What is AzTEC2, a bright object in millimeter waves but invisible at optical wavelengths, with no known distance since its discovery 15 years ago? In this astronomy article to be published in ApJ we tell you about it 2 , and you can find an explanation to all public below.
AzTEC2 is the second brightest 1.1mm source found with the AzTEC camera in 2005 in the COSMOS field. Then AzTEC was mounted in the 15m JCMT telescope, and had an image sharpness of 18 arc seconds (1 arcsec ~ 1 coin of 1 dime at 4km). Now AzTEC is at the LMT.
The ALMA telescope array, with 18 times better sharpness, found that AzTEC2 is not a single galaxy, but two very close and bright galaxies that form stars at about a 2000 and 700 larger rate than the Milky Way. They are very dusty, hence their great brightness at 1.1mm.
Now with ALMA we have detected the ionized carbon line, and we determine its distance: galaxy A, with the largest star formation, is 25,206 million light years away, and galaxy B is at 25,219 million light years. Both galaxies are separated by about 65 thousand light years from each other.
AzTEC2A and AzTEC2B galaxies will surely merge into one, like the nearby Antenna galaxies. The gravitational interaction is strong and the partial cause of the great star formation that both galaxies experience.
The Carbon line allows to derive the distribution and movement of gas in galaxy A. This gives us a mass for galaxy A of ~ 300 billion masses of the Sun within a radius of about 8 thousand light years.
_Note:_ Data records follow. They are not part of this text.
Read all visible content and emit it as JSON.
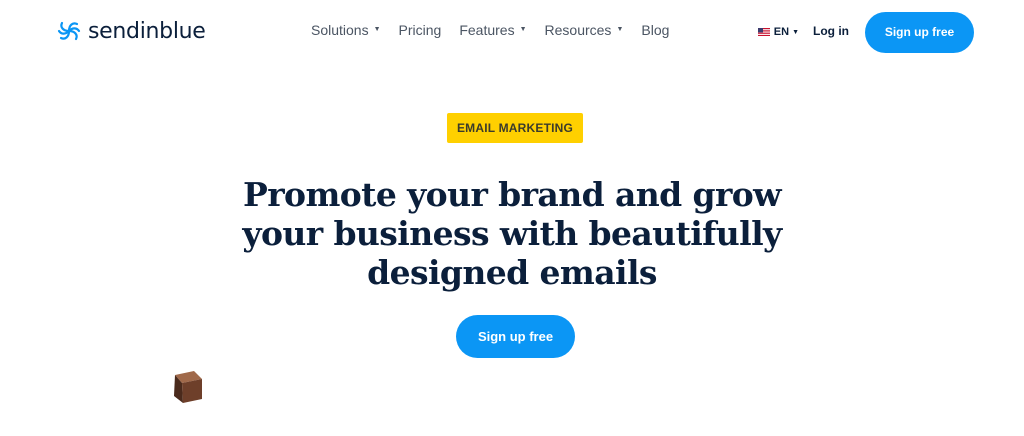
{
  "brand": {
    "name": "sendinblue"
  },
  "nav": {
    "items": [
      {
        "label": "Solutions",
        "dropdown": true
      },
      {
        "label": "Pricing",
        "dropdown": false
      },
      {
        "label": "Features",
        "dropdown": true
      },
      {
        "label": "Resources",
        "dropdown": true
      },
      {
        "label": "Blog",
        "dropdown": false
      }
    ],
    "language": "EN",
    "login_label": "Log in",
    "signup_label": "Sign up free"
  },
  "hero": {
    "badge": "EMAIL MARKETING",
    "headline": "Promote your brand and grow your business with beautifully designed emails",
    "cta_label": "Sign up free"
  },
  "colors": {
    "accent": "#0b96f5",
    "badge": "#ffd000",
    "text": "#0b1f3b"
  },
  "icons": {
    "logo": "sendinblue-swirl-icon",
    "flag": "us-flag-icon",
    "caret": "caret-down-icon",
    "decoration": "brown-cube-icon"
  }
}
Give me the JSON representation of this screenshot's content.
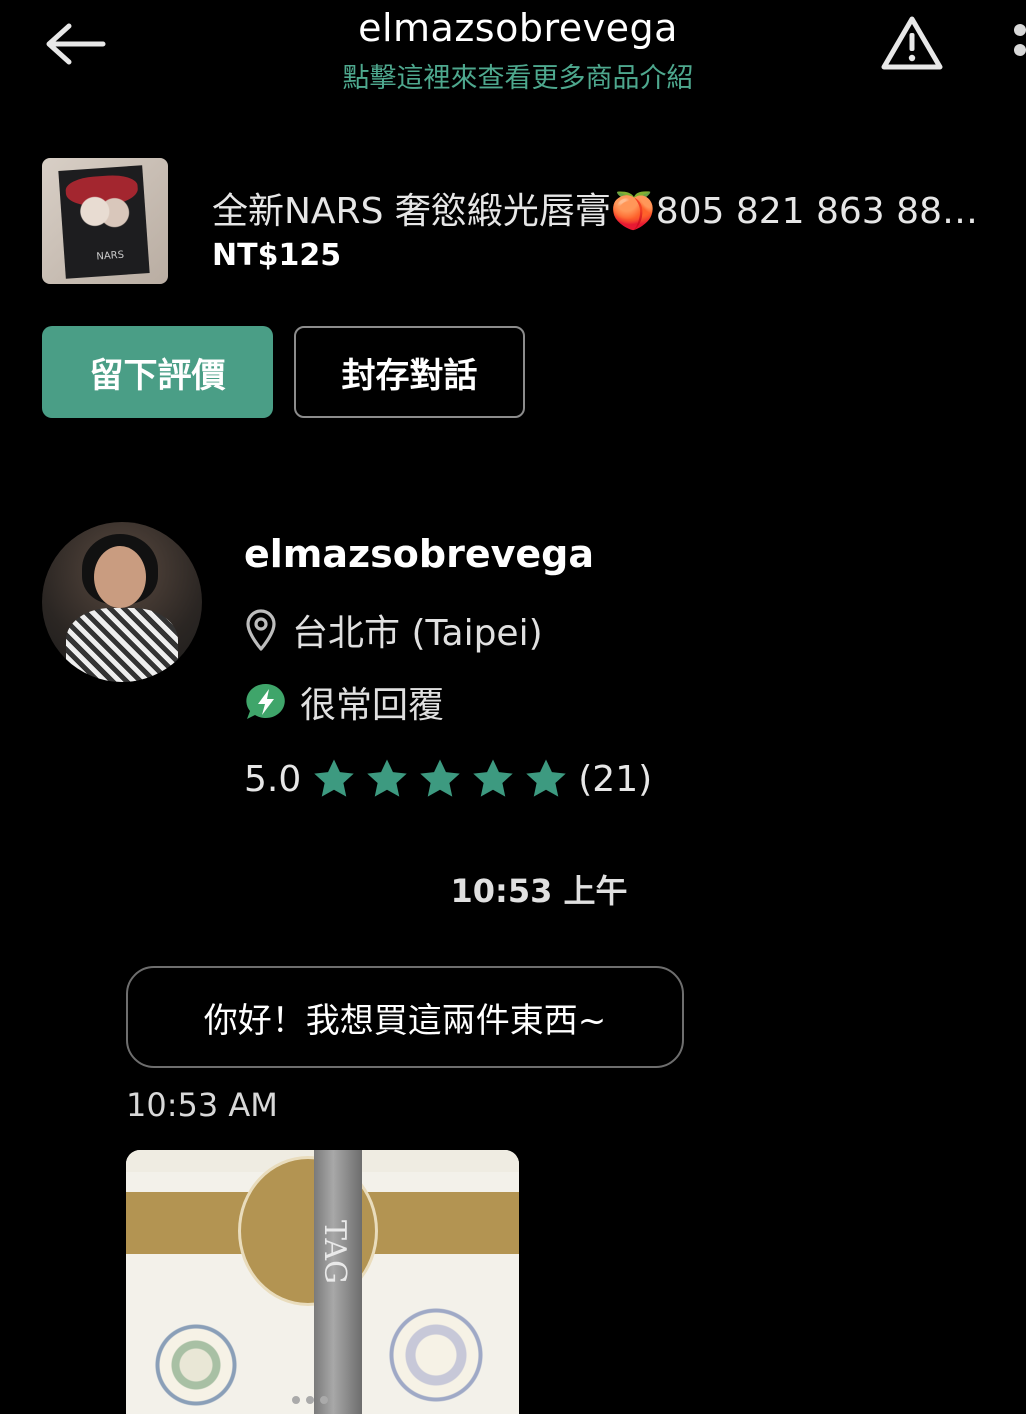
{
  "header": {
    "title": "elmazsobrevega",
    "subtitle": "點擊這裡來查看更多商品介紹",
    "back_icon": "arrow-left-icon",
    "warning_icon": "warning-triangle-icon",
    "more_icon": "more-vertical-icon"
  },
  "product": {
    "name": "全新NARS 奢慾緞光唇膏🍑805 821 863 88…",
    "price": "NT$125"
  },
  "actions": {
    "leave_review": "留下評價",
    "archive_chat": "封存對話"
  },
  "seller": {
    "name": "elmazsobrevega",
    "location": "台北市 (Taipei)",
    "response": "很常回覆",
    "rating": "5.0",
    "stars": 5,
    "review_count": "(21)"
  },
  "chat": {
    "date_divider": "10:53 上午",
    "message": "你好！我想買這兩件東西~",
    "message_time": "10:53 AM",
    "photo_pencil_text": "TAG"
  },
  "colors": {
    "accent": "#4a9e86",
    "link": "#4ea88e",
    "background": "#000000"
  }
}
We do not know how much of this mass are stars because we do not see their visible light
The article is led by two Mexican scientists who work in the US: Eric Jiménez Andrade (NRAO) and Jorge Zavala (UT Austin), both INAOE alumni. 15 other researchers from Mexico, USA, Germany and Croatia also participate.
Translation of my unrolled Twitter thread from 28/1/2020.